- Markets: Whether you purchase distribution, licensing, or other contractual rights, you can enter into market segments, verticals, or geographies via intelligent acquisitions. Often times these acquisitions can provide you some form of exclusivity or other form of competitive advantage.
- Customers: Some of the most interesting acquisitions I’ve been a part of have resulted in the purchase of customer contracts. A contract is a commodity that has both tangible and intangible value (for the right buyer). Contracts can often times be purchased, assigned or otherwise transferred. All companies have contracts they don’t value at the level they once did. Many companies face changes in circumstances that make it difficult for them to continue to fulfill on their contractual obligations. Other companies are in need of cash and are willing to sell certain contracts as a financing vehicle. In other circumstances, you’ll find business that you can fulfill better, faster, and more cost effectively than the current provider creating an opportunity for arbitrage or even subcontracting.
- Equipment: An unwanted piece of equipment owned by someone else can result in allowing you to enter a new market, increase your production capacity, or provide you the ability to win business from a potential customer whom you could not previously serve. Whether you purchase equipment directly from the owner, via auction, from a bank, receiver, trustee or other custodian, you can add significant value to your business through the intelligent purchase of equipment.

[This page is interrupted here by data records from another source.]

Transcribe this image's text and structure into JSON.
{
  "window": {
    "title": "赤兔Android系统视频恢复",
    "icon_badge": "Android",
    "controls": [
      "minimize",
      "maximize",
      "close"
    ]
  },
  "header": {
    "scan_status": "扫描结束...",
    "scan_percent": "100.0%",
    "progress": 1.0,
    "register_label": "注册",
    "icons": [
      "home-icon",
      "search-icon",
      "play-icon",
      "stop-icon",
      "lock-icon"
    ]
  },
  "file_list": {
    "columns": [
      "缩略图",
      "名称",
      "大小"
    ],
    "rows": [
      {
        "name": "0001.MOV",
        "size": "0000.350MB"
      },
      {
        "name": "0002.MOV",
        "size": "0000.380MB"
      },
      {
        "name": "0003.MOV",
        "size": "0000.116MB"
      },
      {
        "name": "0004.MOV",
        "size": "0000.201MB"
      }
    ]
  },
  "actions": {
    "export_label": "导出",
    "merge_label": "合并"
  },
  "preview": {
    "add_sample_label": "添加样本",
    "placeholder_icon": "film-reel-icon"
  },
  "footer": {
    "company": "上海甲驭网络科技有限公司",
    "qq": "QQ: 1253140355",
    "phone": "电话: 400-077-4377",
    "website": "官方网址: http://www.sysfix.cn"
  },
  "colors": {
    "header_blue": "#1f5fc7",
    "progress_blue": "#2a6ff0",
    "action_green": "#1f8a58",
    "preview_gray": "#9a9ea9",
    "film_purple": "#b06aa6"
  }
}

- Brands: Real brands have real value…in fact recent studies confirm what many of us have known for quite some time, which is that brand equity can become one of the largest assets on a companies balance sheet and ultimately lead to increased valuations. That said, many companies have made substantial investments into brands that no longer fit into their operating strategy, or that for other reasons they no longer value to the extent they once did. It’s much easier to enter a market, or expand marketshare by acquiring a brand than creating one from scratch. Just because the current brand owner doesn’t value their brand equity, doesn’t mean that you shouldn’t.
- Real Estate: While there are certainly exceptions to every rule, we are in the midst of the worst global real estate market in recent history. Valuations are down worldwide, so if you’re looking to expand manufacturing or distribution facilities now is the right time to acquire real estate. If you want to expand sales operations, but don’t want to acquire a building, fantastic sub-lease opportunities are available in virtually every market at deep discounts. Many companies are upside-down in their real estate holdings and are looking for someone to stop the bleeding for them. Likewise, the special assets and real estate owned groups within banks and financial institutions have a dearth of property that they are trying to liquidate. It is not uncommon to be able to purchase a property for less than the face value of the current debt owed.
Bottom line - you don’t have to buy an entire operating entity to incorporate an acquistions plan into your overarching business strategy. While the value of a component may not be as great as the overall value of the entity, this doesn’t mean that a component still doesn’t have significant value.